### WORK TASK
Your job is to set down the listing again exactly as it stands.
#### SUPPLIED RECORDS ####
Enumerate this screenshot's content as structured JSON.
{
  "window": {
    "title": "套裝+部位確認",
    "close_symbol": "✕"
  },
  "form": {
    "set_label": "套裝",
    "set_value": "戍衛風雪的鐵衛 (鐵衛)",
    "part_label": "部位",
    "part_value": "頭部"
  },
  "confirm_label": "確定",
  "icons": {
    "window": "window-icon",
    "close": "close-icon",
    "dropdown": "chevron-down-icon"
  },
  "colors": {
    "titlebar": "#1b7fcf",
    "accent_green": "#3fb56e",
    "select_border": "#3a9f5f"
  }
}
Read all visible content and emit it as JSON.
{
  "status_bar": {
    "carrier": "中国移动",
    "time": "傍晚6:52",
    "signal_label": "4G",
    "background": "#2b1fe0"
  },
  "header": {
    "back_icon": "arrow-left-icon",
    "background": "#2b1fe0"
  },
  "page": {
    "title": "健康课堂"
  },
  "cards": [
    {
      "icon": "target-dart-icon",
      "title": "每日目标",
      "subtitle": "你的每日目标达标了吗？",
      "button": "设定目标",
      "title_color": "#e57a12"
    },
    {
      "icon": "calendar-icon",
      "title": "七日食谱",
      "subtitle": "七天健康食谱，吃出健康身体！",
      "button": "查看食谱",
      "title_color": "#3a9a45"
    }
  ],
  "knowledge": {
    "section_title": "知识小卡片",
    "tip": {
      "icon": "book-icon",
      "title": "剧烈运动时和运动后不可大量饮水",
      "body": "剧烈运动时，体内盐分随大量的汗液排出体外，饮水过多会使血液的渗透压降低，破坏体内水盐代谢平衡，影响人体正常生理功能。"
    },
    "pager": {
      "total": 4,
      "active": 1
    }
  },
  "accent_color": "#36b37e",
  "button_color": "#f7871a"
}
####
### RESPONSE
Enumerate this screenshot's content as structured JSON.
{
  "window": {
    "title": "套裝+部位確認",
    "close_symbol": "✕"
  },
  "form": {
    "set_label": "套裝",
    "set_value": "戍衛風雪的鐵衛 (鐵衛)",
    "part_label": "部位",
    "part_value": "頭部"
  },
  "confirm_label": "確定",
  "icons": {
    "window": "window-icon",
    "close": "close-icon",
    "dropdown": "chevron-down-icon"
  },
  "colors": {
    "titlebar": "#1b7fcf",
    "accent_green": "#3fb56e",
    "select_border": "#3a9f5f"
  }
}
Read all visible content and emit it as JSON.
{
  "status_bar": {
    "carrier": "中国移动",
    "time": "傍晚6:52",
    "signal_label": "4G",
    "background": "#2b1fe0"
  },
  "header": {
    "back_icon": "arrow-left-icon",
    "background": "#2b1fe0"
  },
  "page": {
    "title": "健康课堂"
  },
  "cards": [
    {
      "icon": "target-dart-icon",
      "title": "每日目标",
      "subtitle": "你的每日目标达标了吗？",
      "button": "设定目标",
      "title_color": "#e57a12"
    },
    {
      "icon": "calendar-icon",
      "title": "七日食谱",
      "subtitle": "七天健康食谱，吃出健康身体！",
      "button": "查看食谱",
      "title_color": "#3a9a45"
    }
  ],
  "knowledge": {
    "section_title": "知识小卡片",
    "tip": {
      "icon": "book-icon",
      "title": "剧烈运动时和运动后不可大量饮水",
      "body": "剧烈运动时，体内盐分随大量的汗液排出体外，饮水过多会使血液的渗透压降低，破坏体内水盐代谢平衡，影响人体正常生理功能。"
    },
    "pager": {
      "total": 4,
      "active": 1
    }
  },
  "accent_color": "#36b37e",
  "button_color": "#f7871a"
}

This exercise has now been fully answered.